● Activity
Note every line in the entries that contains the string "size", and copy it.

● Data section

+ + + + + + +

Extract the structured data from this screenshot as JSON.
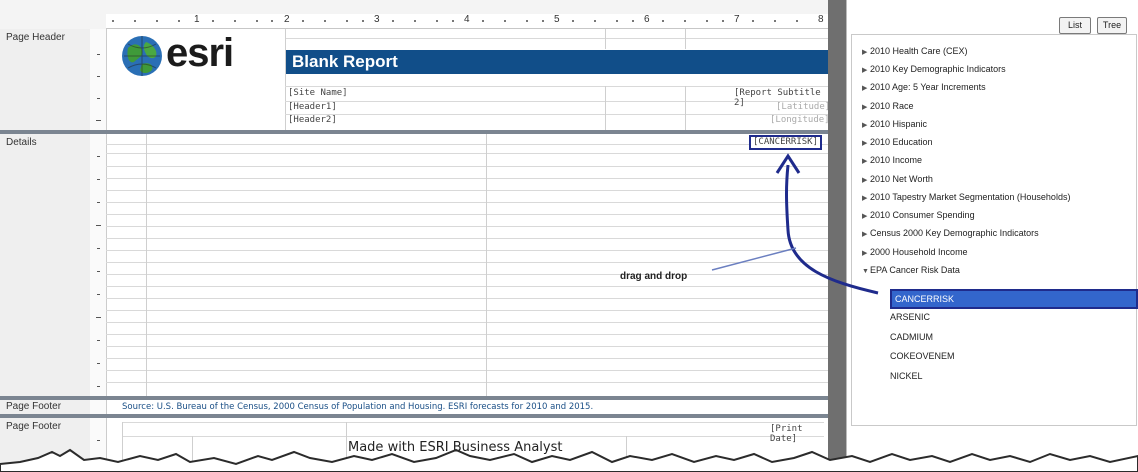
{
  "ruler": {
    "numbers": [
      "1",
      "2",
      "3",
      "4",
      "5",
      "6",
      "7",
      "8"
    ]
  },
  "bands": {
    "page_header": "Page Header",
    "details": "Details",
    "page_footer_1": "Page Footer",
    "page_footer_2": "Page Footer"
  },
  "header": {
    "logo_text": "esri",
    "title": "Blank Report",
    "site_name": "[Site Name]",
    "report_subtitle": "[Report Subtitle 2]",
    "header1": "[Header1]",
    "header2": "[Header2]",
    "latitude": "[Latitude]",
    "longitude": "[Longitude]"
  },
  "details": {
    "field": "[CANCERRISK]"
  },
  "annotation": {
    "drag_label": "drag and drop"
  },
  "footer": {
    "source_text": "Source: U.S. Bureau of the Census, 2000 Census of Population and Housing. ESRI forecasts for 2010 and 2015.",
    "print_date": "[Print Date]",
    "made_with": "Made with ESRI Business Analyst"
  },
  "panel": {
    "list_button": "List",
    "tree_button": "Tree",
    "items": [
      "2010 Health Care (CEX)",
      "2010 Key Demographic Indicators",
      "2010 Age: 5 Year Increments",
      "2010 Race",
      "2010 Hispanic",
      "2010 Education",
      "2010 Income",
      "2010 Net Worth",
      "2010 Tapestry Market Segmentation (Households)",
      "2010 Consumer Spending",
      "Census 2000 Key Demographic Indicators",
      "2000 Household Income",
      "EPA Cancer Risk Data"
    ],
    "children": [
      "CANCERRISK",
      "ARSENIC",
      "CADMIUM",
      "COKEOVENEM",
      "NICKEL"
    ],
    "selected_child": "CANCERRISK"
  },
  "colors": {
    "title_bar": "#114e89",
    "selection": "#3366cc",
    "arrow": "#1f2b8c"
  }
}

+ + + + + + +

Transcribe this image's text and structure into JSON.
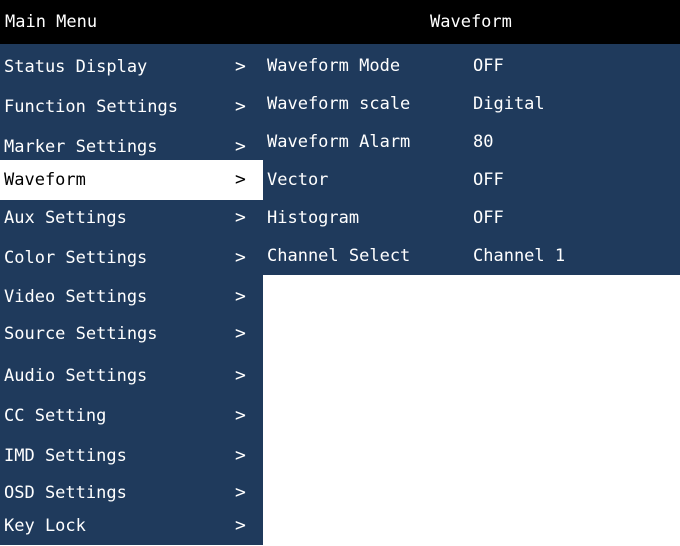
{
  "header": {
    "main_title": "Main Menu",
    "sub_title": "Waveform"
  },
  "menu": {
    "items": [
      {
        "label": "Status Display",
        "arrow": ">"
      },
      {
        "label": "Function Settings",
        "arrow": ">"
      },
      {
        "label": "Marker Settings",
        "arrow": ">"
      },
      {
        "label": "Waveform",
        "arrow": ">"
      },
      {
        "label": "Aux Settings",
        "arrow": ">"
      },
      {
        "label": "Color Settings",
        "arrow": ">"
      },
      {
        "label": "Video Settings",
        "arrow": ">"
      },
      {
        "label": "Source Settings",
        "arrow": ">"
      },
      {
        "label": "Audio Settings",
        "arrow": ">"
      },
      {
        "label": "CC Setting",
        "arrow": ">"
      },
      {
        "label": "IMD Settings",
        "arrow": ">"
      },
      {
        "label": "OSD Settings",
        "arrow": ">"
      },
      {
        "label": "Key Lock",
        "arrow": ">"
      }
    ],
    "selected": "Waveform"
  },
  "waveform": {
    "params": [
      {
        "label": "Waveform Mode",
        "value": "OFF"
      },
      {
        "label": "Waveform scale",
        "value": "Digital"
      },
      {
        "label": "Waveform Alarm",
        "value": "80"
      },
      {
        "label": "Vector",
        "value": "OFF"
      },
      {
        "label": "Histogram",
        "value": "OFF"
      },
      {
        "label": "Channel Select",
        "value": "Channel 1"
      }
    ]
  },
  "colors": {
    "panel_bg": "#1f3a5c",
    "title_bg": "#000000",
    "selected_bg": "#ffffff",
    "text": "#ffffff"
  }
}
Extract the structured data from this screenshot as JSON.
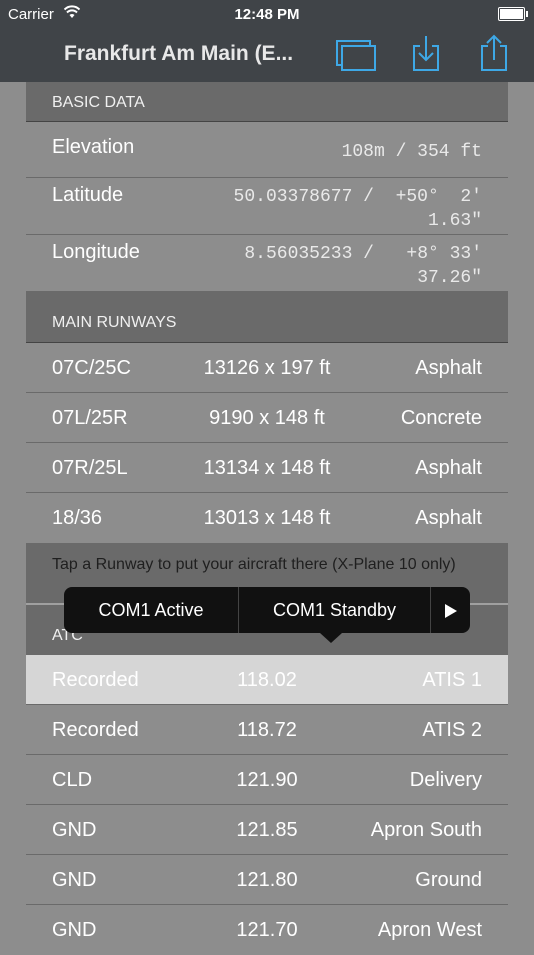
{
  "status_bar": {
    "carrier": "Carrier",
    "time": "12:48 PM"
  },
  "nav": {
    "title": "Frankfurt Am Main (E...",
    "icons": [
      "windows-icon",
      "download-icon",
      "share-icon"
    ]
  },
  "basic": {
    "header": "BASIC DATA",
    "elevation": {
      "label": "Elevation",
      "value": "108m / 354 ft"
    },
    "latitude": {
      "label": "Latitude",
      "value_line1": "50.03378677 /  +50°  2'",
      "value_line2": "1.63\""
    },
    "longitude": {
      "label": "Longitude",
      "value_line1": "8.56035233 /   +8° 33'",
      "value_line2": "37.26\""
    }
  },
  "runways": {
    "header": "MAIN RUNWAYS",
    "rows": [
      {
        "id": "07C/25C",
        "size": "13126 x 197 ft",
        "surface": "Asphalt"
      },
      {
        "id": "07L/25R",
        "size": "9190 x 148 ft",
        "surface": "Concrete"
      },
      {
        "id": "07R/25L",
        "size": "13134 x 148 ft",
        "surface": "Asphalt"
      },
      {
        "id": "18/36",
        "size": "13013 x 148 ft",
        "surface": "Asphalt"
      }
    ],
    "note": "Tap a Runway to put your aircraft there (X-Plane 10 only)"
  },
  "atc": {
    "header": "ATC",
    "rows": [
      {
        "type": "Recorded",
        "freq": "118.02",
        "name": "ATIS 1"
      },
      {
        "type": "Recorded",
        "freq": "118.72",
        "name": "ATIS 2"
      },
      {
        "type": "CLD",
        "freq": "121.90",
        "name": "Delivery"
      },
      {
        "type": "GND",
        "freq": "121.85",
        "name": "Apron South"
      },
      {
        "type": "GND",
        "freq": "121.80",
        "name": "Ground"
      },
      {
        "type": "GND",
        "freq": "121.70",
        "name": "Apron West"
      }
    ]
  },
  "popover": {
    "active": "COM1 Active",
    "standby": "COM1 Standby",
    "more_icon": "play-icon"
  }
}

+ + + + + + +

● Solution to this task
        "size": "13126 x 197 ft",
        "size": "9190 x 148 ft",
        "size": "13134 x 148 ft",
        "size": "13013 x 148 ft",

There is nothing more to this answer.